In a number of real-scale fire tests, accelerated or enhanced unwanted burning has been observed immediately following the delivery of a fire suppressant. The conditions under which this phenomena occurs, its potential for harm, and its effect on the ability of an agent to extinguish a fire have not been comprehensively documented. The objective of this work is to identify the causes of enhanced burning with an emphasis on aircraft dry bay and engine nacelle applications and to provide recommendations on how it can be avoided when it may become a significant safety risk.A survey of the fire and combustion literature was undertaken to document cases of enhanced burning after suppressant delivery. Informal interviews were conducted with a sample of people involved with full and reduced-scale fire suppression experiments.
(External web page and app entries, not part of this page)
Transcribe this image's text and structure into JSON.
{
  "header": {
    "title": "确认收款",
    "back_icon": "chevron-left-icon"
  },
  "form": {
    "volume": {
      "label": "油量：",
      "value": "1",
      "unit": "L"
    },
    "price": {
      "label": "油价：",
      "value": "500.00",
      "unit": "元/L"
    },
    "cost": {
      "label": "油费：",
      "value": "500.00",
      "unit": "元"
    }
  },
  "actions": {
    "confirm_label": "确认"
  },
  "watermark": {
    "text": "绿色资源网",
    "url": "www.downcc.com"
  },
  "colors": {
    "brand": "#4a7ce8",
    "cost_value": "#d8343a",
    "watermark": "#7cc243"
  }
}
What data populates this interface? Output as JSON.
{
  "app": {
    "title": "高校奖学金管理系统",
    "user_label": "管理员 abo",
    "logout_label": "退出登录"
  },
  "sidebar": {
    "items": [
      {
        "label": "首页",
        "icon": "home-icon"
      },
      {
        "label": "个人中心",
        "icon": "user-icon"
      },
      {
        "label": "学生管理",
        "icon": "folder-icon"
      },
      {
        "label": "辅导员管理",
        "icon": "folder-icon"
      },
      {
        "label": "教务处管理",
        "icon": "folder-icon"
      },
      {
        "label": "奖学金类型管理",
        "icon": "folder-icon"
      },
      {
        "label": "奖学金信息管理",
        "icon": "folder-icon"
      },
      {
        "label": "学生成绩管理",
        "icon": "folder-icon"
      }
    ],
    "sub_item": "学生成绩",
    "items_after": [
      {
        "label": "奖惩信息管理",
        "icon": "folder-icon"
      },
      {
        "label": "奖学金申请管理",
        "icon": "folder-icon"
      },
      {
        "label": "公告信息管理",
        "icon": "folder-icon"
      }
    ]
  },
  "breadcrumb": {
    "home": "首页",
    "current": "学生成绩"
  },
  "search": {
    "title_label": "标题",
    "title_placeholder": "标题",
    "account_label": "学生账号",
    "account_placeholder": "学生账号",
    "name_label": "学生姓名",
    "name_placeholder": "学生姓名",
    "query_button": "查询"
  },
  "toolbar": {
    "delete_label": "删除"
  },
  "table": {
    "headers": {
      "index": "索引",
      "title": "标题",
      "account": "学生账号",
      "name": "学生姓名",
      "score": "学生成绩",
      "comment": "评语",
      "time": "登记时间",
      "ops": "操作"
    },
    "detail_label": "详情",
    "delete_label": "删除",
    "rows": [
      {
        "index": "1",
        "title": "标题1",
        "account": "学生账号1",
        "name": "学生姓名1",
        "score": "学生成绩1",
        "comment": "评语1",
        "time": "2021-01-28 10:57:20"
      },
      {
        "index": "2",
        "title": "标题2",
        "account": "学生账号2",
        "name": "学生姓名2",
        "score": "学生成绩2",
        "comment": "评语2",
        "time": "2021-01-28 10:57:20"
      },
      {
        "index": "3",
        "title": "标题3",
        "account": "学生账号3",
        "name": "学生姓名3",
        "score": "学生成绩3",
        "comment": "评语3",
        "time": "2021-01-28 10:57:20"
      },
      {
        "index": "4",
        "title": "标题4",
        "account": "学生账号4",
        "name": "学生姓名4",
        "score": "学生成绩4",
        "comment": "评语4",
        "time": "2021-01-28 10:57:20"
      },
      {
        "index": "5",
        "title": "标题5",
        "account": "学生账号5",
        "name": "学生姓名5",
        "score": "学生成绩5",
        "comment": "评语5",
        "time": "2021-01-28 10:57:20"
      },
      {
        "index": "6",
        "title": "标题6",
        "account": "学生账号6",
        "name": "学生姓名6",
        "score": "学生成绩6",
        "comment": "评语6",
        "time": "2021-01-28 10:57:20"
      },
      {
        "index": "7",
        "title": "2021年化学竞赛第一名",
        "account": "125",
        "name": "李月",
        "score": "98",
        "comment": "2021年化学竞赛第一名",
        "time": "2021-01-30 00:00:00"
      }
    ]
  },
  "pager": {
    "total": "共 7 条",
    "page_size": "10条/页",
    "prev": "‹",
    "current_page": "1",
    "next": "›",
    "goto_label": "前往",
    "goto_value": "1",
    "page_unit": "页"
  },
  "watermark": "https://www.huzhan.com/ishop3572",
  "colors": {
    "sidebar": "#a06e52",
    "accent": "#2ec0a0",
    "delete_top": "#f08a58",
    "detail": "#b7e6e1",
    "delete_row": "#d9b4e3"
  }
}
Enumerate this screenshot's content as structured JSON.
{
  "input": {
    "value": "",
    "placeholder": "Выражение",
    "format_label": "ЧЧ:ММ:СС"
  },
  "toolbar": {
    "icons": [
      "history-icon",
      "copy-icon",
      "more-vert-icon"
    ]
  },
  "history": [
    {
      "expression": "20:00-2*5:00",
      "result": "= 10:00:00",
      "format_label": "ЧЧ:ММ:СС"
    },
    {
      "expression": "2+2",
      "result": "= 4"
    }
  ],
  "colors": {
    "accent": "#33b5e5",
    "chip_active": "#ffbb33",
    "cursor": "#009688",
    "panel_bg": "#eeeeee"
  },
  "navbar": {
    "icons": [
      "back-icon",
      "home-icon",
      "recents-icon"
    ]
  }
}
Analysis of the information suggests that there is no common terminology or unique definition used to describe unwanted enhanced burning. Several instances of enhanced burning have been documented and it is apparent that unwanted enhanced burning is not uncommon. Manifestation of the phenomena has been documented through measurements of increased pressure, temperature, and heat release rate as well as changes in the appearance (intensity, color, volume) of a fire for a number of experimental configurations. Although many events could be described as enhanced unwanted burning after suppressant delivery, the main hazard associated with this phenomena appears to be system over-pressurization due to enhanced combustion from a vaporizing liquid fuel that mixes with air after suppressant delivery. In many instances, the phenomena do not represent a significant safety risk.To further understand the phenomena, three experiments in which system over-pressurization was suspected were analyzed in some detail. The cases involved over-pressurization of full-scale suppression experiments for an aircraft dry bay and two cases of over-pressurization of full-scale enclosure fire experiments. The three cases had many differences in terms of experimental conditions, timescales of the suppression events, and the geometric configuration of the experiments, yet in all three cases volatile liquid fuels were present.In summary, the main hazard associated with unwanted burning after suppressant delivery appears to be over-pressurization likely due to enhanced mixing of vapor with air. From the investigation of three key case studies, the most important overall finding is that suppressant delivery does not appear to pose undue safety risk unless insufficient amounts of suppressant are applied to a fire. It is concluded that these effects are already embedded in full-scale test results and associated design equations. This report concludes with a discussion of safety issues associated with unwanted enhanced burning after suppressant delivery.
Citation: Special Publication (NIST SP) - 1004
NIST Pub Series: Special Publication (NIST SP)
Pub Type: NIST Pubs
aircraft fires, dry bay, engine nacelle, enhanced burning, fire suppression, fire testing, suppressant delivery, suppressants